On Friday afternoon, Trump announced that he plans to appoint New England Patriots coach Bill Belichick and Dr. Mehmet Oz to his council. Belichick is a known Trump supporter, and Dr. Oz is most famous for his daytime talk show, The Dr. Oz Show.
Belichick, Oz, and 18 others—including an NBC executive, the chief executive officer of SlimFast, and a Boys & Girls Clubs of America executive—will be appointed to the president’s council “for a term of two years,” according to a White House release.
Oz, an Ivy League-educated cardiac surgeon, rose to fame after being a frequent guest on The Oprah Winfrey Show, for whom he dispensed medical advice. He also penned the book You: The Owner’s Manual, along with various other spin-off books.
But the content of his Emmy-winning talk show has been questioned by medical professionals. Researchers found that “nearly 4 in 10 of the assertions made on the hit show appear to be made on the basis of no evidence at all,” according to The Los Angeles Times. Of the evidence that was based on medical fact, 32 percent was deemed to be “general medical advice,” while 25 percent focused on diet, and 18 percent focused on weight loss.
In 2015, 10 physicians called for Columbia University to boot Oz from his role as a “senior administrative position in the Department of Surgery” at the College of Physicians and Surgeons, according to NBC News.
“Dr. Oz is guilty of either outrageous conflicts of interest or flawed judgements about what constitutes appropriate medical treatments, or both,” the group of doctors wrote in their letter to the university. “Whatever the nature of his pathology, members of the public are being misled and endangered, which makes Dr. Oz’s presence on the faculty of a prestigious medical institution unacceptable.”
Dr. Oz responded to his critics, insisting that The Dr. Oz Show was “not a medical show” in a 2015 interview with NBC News. He stated that the purpose of his show is “not to talk about medicine,” while admitting “there are segments that I made that I wish I could take back.” Despite the letter, Dr. Oz remains employed at Columbia.
Congress has also taken aim at the miraculous weight-loss solutions Dr. Oz has prominently featured on his show. The Senate Commerce, Science and Transportation subcommittee invited Oz to testify “on the danger of over-the-counter diet pills,” but grilled him on the “miracle” methods and products he’s hawked, The Washington Post reported.
“People want to believe you can take an itty-bitty pill to push fat out of your body,” Sen. Claire McCaskill (D-MO) said to Oz during the hearing. “The scientific community is almost monolithically against you.”

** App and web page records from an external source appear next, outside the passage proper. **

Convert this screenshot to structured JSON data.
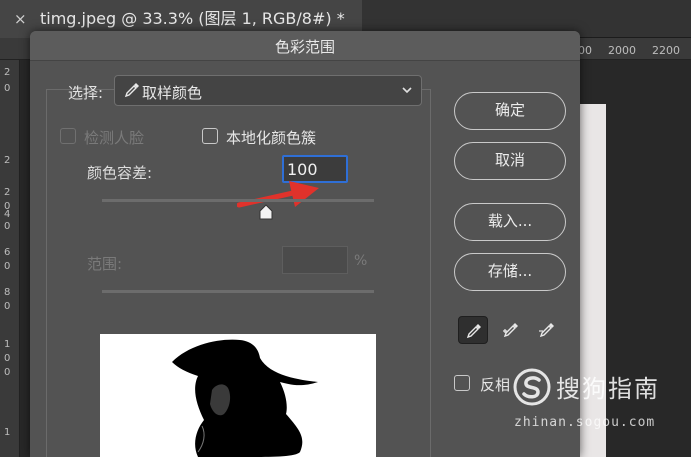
{
  "document_tab": {
    "close_glyph": "×",
    "title": "timg.jpeg @ 33.3% (图层 1, RGB/8#) *"
  },
  "ruler_top": {
    "labels": [
      "00",
      "2000",
      "2200"
    ]
  },
  "ruler_left": {
    "labels": [
      "2",
      "0",
      "2",
      "2",
      "0",
      "4",
      "0",
      "6",
      "0",
      "8",
      "0",
      "1",
      "0",
      "0",
      "1"
    ]
  },
  "dialog": {
    "title": "色彩范围",
    "select": {
      "label": "选择:",
      "value": "取样颜色",
      "icon": "eyedropper-icon"
    },
    "detect_faces": {
      "label": "检测人脸",
      "checked": false,
      "enabled": false
    },
    "localized_clusters": {
      "label": "本地化颜色簇",
      "checked": false,
      "enabled": true
    },
    "fuzziness": {
      "label": "颜色容差:",
      "value": "100",
      "slider_fraction": 0.5
    },
    "range": {
      "label": "范围:",
      "value": "",
      "unit": "%"
    },
    "buttons": {
      "ok": "确定",
      "cancel": "取消",
      "load": "载入...",
      "save": "存储..."
    },
    "eyedroppers": [
      {
        "name": "eyedropper-icon",
        "active": true
      },
      {
        "name": "eyedropper-plus-icon",
        "active": false
      },
      {
        "name": "eyedropper-minus-icon",
        "active": false
      }
    ],
    "invert": {
      "label": "反相",
      "checked": false
    }
  },
  "watermark": {
    "brand": "搜狗指南",
    "url": "zhinan.sogou.com"
  },
  "colors": {
    "dialog_bg": "#535353",
    "focus_blue": "#2f6fd6",
    "arrow_red": "#e0322b"
  }
}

Green coffee bean extract was also touted by Oz as the next big breakthrough in weight loss. Oz went on television to laud the treatment, claiming the pill would make people lose up to “a pound a week.”
Too good to be true? Yes. The Federal Trade Commission won a $3.5 million settlement against the extract manufacturer in 2014, and a 2012 Diabetes, Metabolic Syndrome and Obesity: Targets and Therapy journal study promoting its health benefits was retracted. The FTC called the study “so hopelessly flawed that no reliable conclusions could be drawn from it.”
In response to his planned appointment to the president’s council, Dr. Oz wrote on Twitter Friday that, “serving on @FitnessGov offers a platform to amplify the best practices shown to work across our school systems.”
“I’ve been supporting children’s health programs with @HealthCorps and appreciate the need to improve lifestyle opportunities for our youth,” he said.